Victims and Crime Evaluation Paper
An alarming amount of innocent people become victims of crime every year, and the victim’s rights are every bit as important as the offender’s rights. There are certain tendencies that appear within patterns of crime and victimization, such as adolescents are most likely to be victimized, men become crime victims more often than women, and African Americans experience more crime than other racial groups (Newmark, 2008).
Victims of crime suffer from physical, emotional, psychological, and financial issues.
Some of the issues victims of crime face are physical injury, fear for personal safety, medical expenses, counseling ...view middle of the document...
In the past, prosecutors would enter the court, fight for the facts, and hope for a favorable outcome. However with the emersion of victim’s rights, the prosecutor also has the responsibility of helping the victim(s) prepare a statement to be read in the sentencing phase of the trial. Victims today are more open to confronting his or her offender or attacker and victim statements may bring about stiffer sentences. The prosecutor must also ensure that he or she does everything possible to lessen the harsh effects of the crime through sound prosecutorial practices, as each reopening of a case via an appeal has a psychological effect on the victim(s) by reopening old wounds.
The Defense Attorney
The defense attorney plays a critical role in the criminal justice system and serves many functions throughout the criminal justice process. Some of these functions are as follows:
* Investigates the charges
* Investigates what evidence the prosecution holds
* Interview witnesses
* Suggests options, such as plea bargains and filing pre-trial motions concerning evidence
* Gaining dismissals, some or all, of the charges or proceeding to court
The defense attorney represents an individual charged with a crime. The defense attorney is governed by rigid guidelines concerning what he or she can and cannot say in court and must prepare his or her client for possible victim(s) confrontations during the sentencing phase of the trial. Via the laws regarding victim’s rights, the defense attorney must represent effectively the defendant to the best of his or her ability even after hearing the possible damage his or her client may have inflicted. Thus, this can make an already difficult job more difficult.
An offender in the criminal justice system often portrays themselves as showing remorse, especially when it comes time for the sentencing phase of the trial. There are even those who look for the slightest hint of remorse from the offender when the victim(s) statements are read. Remorse is an essential element if there is a possibility for potential rehabilitation in a convicted criminal. With rehabilitation comes change, and change would be the desired outcome. Nevertheless, victim statements are devised to create the single greatest impact on the jury before the sentence is handed down. Victim statements have a tendency to impose harsher sentences, more prison time, and higher monetary penalties.

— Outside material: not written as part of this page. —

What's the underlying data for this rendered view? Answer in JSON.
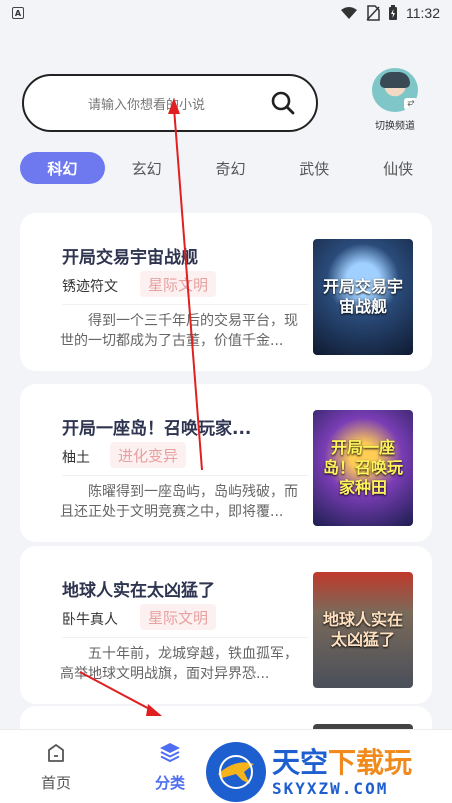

A victim is defined as, “any individual against whom an offense has been committed” (Schmalleger & Dolatowski, p. 400, 2010), and victimization is defined as, “an act that exploits or victimizes someone (treats them unfairly)” (National Institute of Justice, 1998). Federal and state laws offer rights to victims of crime, such as those that have brought about pain and suffering, physical loss, property loss, domestic violence, elder abuse, physical abuse, sexual assault, robbery, drunk driving...